# What the exercise asks:
Repeat the data below in full and exactly.

Data about app and page elements:
╔══

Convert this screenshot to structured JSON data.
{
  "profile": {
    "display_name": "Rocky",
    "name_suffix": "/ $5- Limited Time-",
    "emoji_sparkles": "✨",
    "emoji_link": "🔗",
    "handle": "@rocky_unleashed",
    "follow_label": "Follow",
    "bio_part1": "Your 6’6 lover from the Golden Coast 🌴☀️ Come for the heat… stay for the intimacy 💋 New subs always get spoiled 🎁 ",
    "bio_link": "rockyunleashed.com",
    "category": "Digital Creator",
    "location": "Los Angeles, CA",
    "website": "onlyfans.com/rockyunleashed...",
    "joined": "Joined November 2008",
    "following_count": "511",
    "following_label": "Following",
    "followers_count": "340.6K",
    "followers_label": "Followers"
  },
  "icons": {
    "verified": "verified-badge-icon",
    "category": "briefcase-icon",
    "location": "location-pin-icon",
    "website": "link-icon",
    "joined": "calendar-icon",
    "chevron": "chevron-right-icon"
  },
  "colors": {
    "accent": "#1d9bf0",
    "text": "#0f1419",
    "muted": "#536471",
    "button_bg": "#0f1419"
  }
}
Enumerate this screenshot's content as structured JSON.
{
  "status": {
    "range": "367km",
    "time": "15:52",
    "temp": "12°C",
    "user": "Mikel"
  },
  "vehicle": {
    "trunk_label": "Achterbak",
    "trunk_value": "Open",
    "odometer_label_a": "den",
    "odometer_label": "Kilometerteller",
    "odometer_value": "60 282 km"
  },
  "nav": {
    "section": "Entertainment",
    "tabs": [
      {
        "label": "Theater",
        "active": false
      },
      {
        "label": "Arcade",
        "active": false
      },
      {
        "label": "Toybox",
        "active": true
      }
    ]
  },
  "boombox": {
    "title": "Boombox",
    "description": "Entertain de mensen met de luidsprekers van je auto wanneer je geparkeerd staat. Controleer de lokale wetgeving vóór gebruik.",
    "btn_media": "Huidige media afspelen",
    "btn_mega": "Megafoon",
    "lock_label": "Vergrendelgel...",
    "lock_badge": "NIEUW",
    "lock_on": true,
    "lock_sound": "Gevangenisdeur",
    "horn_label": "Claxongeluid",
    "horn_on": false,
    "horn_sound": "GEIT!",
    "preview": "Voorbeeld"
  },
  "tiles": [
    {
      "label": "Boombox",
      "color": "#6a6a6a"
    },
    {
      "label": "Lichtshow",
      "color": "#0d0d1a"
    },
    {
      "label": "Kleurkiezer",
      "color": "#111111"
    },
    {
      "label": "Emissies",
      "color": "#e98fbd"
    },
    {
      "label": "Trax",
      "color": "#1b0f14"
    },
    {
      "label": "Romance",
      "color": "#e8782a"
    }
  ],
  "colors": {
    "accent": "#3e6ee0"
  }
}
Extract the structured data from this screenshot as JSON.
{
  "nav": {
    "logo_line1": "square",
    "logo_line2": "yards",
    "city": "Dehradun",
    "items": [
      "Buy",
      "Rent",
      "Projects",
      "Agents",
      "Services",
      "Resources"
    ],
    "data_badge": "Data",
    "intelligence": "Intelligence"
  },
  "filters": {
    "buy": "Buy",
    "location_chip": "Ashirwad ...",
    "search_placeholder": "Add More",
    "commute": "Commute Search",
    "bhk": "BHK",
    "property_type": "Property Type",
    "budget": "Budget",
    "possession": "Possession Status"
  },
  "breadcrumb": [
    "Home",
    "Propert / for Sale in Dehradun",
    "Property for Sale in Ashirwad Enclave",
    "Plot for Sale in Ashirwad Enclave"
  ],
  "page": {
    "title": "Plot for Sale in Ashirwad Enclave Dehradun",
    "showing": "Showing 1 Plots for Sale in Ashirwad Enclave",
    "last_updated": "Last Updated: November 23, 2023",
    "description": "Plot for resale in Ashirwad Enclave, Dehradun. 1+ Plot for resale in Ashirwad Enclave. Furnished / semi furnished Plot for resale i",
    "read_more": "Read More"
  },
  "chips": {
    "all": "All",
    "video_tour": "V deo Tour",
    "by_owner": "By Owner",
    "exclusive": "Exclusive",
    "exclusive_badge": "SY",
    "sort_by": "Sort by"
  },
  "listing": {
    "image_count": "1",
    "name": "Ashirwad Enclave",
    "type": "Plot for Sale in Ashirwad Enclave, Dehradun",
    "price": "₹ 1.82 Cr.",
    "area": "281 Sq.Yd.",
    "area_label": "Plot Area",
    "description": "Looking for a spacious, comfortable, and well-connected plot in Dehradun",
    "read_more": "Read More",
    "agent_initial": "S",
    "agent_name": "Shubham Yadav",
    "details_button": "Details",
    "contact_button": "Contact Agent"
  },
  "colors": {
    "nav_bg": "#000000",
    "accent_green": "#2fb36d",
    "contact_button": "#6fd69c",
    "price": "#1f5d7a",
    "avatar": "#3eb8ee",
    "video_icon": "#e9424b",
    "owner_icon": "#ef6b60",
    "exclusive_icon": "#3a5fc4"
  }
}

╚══

# Result of the task:
Convert this screenshot to structured JSON data.
{
  "profile": {
    "display_name": "Rocky",
    "name_suffix": "/ $5- Limited Time-",
    "emoji_sparkles": "✨",
    "emoji_link": "🔗",
    "handle": "@rocky_unleashed",
    "follow_label": "Follow",
    "bio_part1": "Your 6’6 lover from the Golden Coast 🌴☀️ Come for the heat… stay for the intimacy 💋 New subs always get spoiled 🎁 ",
    "bio_link": "rockyunleashed.com",
    "category": "Digital Creator",
    "location": "Los Angeles, CA",
    "website": "onlyfans.com/rockyunleashed...",
    "joined": "Joined November 2008",
    "following_count": "511",
    "following_label": "Following",
    "followers_count": "340.6K",
    "followers_label": "Followers"
  },
  "icons": {
    "verified": "verified-badge-icon",
    "category": "briefcase-icon",
    "location": "location-pin-icon",
    "website": "link-icon",
    "joined": "calendar-icon",
    "chevron": "chevron-right-icon"
  },
  "colors": {
    "accent": "#1d9bf0",
    "text": "#0f1419",
    "muted": "#536471",
    "button_bg": "#0f1419"
  }
}
Enumerate this screenshot's content as structured JSON.
{
  "status": {
    "range": "367km",
    "time": "15:52",
    "temp": "12°C",
    "user": "Mikel"
  },
  "vehicle": {
    "trunk_label": "Achterbak",
    "trunk_value": "Open",
    "odometer_label_a": "den",
    "odometer_label": "Kilometerteller",
    "odometer_value": "60 282 km"
  },
  "nav": {
    "section": "Entertainment",
    "tabs": [
      {
        "label": "Theater",
        "active": false
      },
      {
        "label": "Arcade",
        "active": false
      },
      {
        "label": "Toybox",
        "active": true
      }
    ]
  },
  "boombox": {
    "title": "Boombox",
    "description": "Entertain de mensen met de luidsprekers van je auto wanneer je geparkeerd staat. Controleer de lokale wetgeving vóór gebruik.",
    "btn_media": "Huidige media afspelen",
    "btn_mega": "Megafoon",
    "lock_label": "Vergrendelgel...",
    "lock_badge": "NIEUW",
    "lock_on": true,
    "lock_sound": "Gevangenisdeur",
    "horn_label": "Claxongeluid",
    "horn_on": false,
    "horn_sound": "GEIT!",
    "preview": "Voorbeeld"
  },
  "tiles": [
    {
      "label": "Boombox",
      "color": "#6a6a6a"
    },
    {
      "label": "Lichtshow",
      "color": "#0d0d1a"
    },
    {
      "label": "Kleurkiezer",
      "color": "#111111"
    },
    {
      "label": "Emissies",
      "color": "#e98fbd"
    },
    {
      "label": "Trax",
      "color": "#1b0f14"
    },
    {
      "label": "Romance",
      "color": "#e8782a"
    }
  ],
  "colors": {
    "accent": "#3e6ee0"
  }
}
Extract the structured data from this screenshot as JSON.
{
  "nav": {
    "logo_line1": "square",
    "logo_line2": "yards",
    "city": "Dehradun",
    "items": [
      "Buy",
      "Rent",
      "Projects",
      "Agents",
      "Services",
      "Resources"
    ],
    "data_badge": "Data",
    "intelligence": "Intelligence"
  },
  "filters": {
    "buy": "Buy",
    "location_chip": "Ashirwad ...",
    "search_placeholder": "Add More",
    "commute": "Commute Search",
    "bhk": "BHK",
    "property_type": "Property Type",
    "budget": "Budget",
    "possession": "Possession Status"
  },
  "breadcrumb": [
    "Home",
    "Propert / for Sale in Dehradun",
    "Property for Sale in Ashirwad Enclave",
    "Plot for Sale in Ashirwad Enclave"
  ],
  "page": {
    "title": "Plot for Sale in Ashirwad Enclave Dehradun",
    "showing": "Showing 1 Plots for Sale in Ashirwad Enclave",
    "last_updated": "Last Updated: November 23, 2023",
    "description": "Plot for resale in Ashirwad Enclave, Dehradun. 1+ Plot for resale in Ashirwad Enclave. Furnished / semi furnished Plot for resale i",
    "read_more": "Read More"
  },
  "chips": {
    "all": "All",
    "video_tour": "V deo Tour",
    "by_owner": "By Owner",
    "exclusive": "Exclusive",
    "exclusive_badge": "SY",
    "sort_by": "Sort by"
  },
  "listing": {
    "image_count": "1",
    "name": "Ashirwad Enclave",
    "type": "Plot for Sale in Ashirwad Enclave, Dehradun",
    "price": "₹ 1.82 Cr.",
    "area": "281 Sq.Yd.",
    "area_label": "Plot Area",
    "description": "Looking for a spacious, comfortable, and well-connected plot in Dehradun",
    "read_more": "Read More",
    "agent_initial": "S",
    "agent_name": "Shubham Yadav",
    "details_button": "Details",
    "contact_button": "Contact Agent"
  },
  "colors": {
    "nav_bg": "#000000",
    "accent_green": "#2fb36d",
    "contact_button": "#6fd69c",
    "price": "#1f5d7a",
    "avatar": "#3eb8ee",
    "video_icon": "#e9424b",
    "owner_icon": "#ef6b60",
    "exclusive_icon": "#3a5fc4"
  }
}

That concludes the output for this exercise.